  2. We are unique.
  3. We are complex.
  4. We are not the same person today as we were yesterday.
  5. (Most importantly) Measuring up doesn’t make us happy; making a difference does.

Fifty years of working with children and teachers has taught me there’s a better way. Beth Campbell, a great kindergarten teacher, once said to me: “I see every unused ability in my class as an incipient behavior problem.” Most classrooms are awash in unused abilities, many of them hidden. One of the core tenets of positive youth development is to focus on strengths rather than disabilities. But what about abilities no one knows about yet?

Good teachers don’t focus on abilities, but agency – the capacity we humans have to act independently and make choices. They count on all students’ natural motivation to collaborate, create and contribute. These are my three C’s for helping students discover and develop the core abilities that matter in their lives.

Humans are wired to make friends, make things, and make a difference. When we put these drives to work, we create our selves. Failure to engage these natural human drives leads to all sorts of behavior problems and undesirable outcomes, including depression, social anxiety, and thoughts of suicide.

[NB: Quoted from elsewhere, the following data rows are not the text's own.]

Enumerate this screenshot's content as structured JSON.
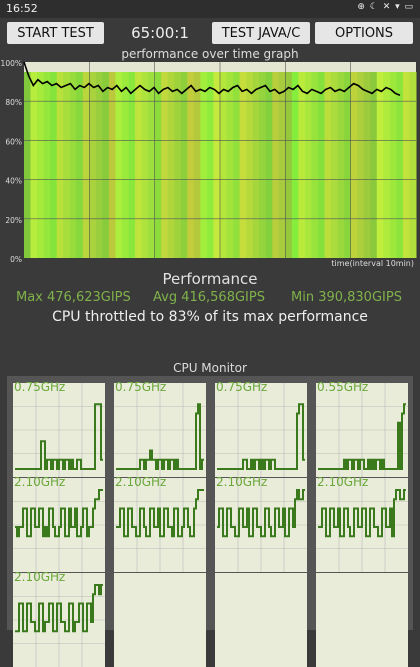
{
  "status": {
    "time": "16:52",
    "icons": "⊕ ☾ ✕ ▾ ▭"
  },
  "toolbar": {
    "start_label": "START TEST",
    "timer": "65:00:1",
    "java_label": "TEST JAVA/C",
    "options_label": "OPTIONS"
  },
  "graph": {
    "title": "performance over time graph",
    "x_label": "time(interval 10min)",
    "y_ticks": [
      "100%",
      "80%",
      "60%",
      "40%",
      "20%",
      "0%"
    ]
  },
  "performance": {
    "title": "Performance",
    "max": "Max 476,623GIPS",
    "avg": "Avg 416,568GIPS",
    "min": "Min 390,830GIPS",
    "throttle": "CPU throttled to 83% of its max performance"
  },
  "cpu_monitor": {
    "title": "CPU Monitor",
    "cores": [
      {
        "freq": "0.75GHz"
      },
      {
        "freq": "0.75GHz"
      },
      {
        "freq": "0.75GHz"
      },
      {
        "freq": "0.55GHz"
      },
      {
        "freq": "2.10GHz"
      },
      {
        "freq": "2.10GHz"
      },
      {
        "freq": "2.10GHz"
      },
      {
        "freq": "2.10GHz"
      },
      {
        "freq": "2.10GHz"
      },
      {
        "freq": ""
      },
      {
        "freq": ""
      },
      {
        "freq": ""
      }
    ]
  },
  "chart_data": {
    "type": "line",
    "title": "performance over time graph",
    "xlabel": "time(interval 10min)",
    "ylabel": "",
    "ylim": [
      0,
      100
    ],
    "y_unit": "%",
    "grid": true,
    "series": [
      {
        "values": [
          100,
          93,
          88,
          91,
          89,
          90,
          88,
          89,
          87,
          88,
          89,
          86,
          88,
          87,
          89,
          87,
          88,
          85,
          87,
          86,
          88,
          85,
          87,
          84,
          86,
          88,
          86,
          85,
          87,
          84,
          86,
          87,
          85,
          86,
          84,
          86,
          88,
          85,
          86,
          85,
          87,
          86,
          84,
          86,
          85,
          87,
          88,
          85,
          86,
          84,
          86,
          87,
          88,
          85,
          86,
          84,
          85,
          87,
          86,
          88,
          85,
          84,
          86,
          85,
          84,
          86,
          87,
          85,
          86,
          85,
          87,
          89,
          88,
          86,
          85,
          84,
          86,
          85,
          87,
          86,
          84,
          83
        ]
      }
    ]
  }
}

Maya’s difficulty speaking in groups is her own unique version of one of the main challenges of being human: how to be our own imperfect self in a group. There is no cure, but there is a strategy: create yourself by making a difference to others. We are wired to love and even to devote ourselves to higher purposes. This strategy may be laced with anxiety, but that’s the challenge of being alive, and it does address three real dis-eases: loneliness, boredom, and worthlessness.

What was the cure for Maya’s “social anxiety disorder?” Maya forgot about her Self and created something. Her teachers saw something of value and collaborated with Maya to contribute it to others. That felt so good, she did it again and again. Instead of “being herself,” she created herself. Her social anxiety didn’t go away. She transcended it by creating, collaborating, and contributing.

Parents and other educators must not be distracted by symptoms. Whatever the dis-ease, the prescription is Collaborate, Create, and Contribute. When we remember the 3 C’s, the disabilities we fear don’t matter so much anymore. It works for us adults, too.

Photo credit: T. Kostareva

Published: June 14, 2016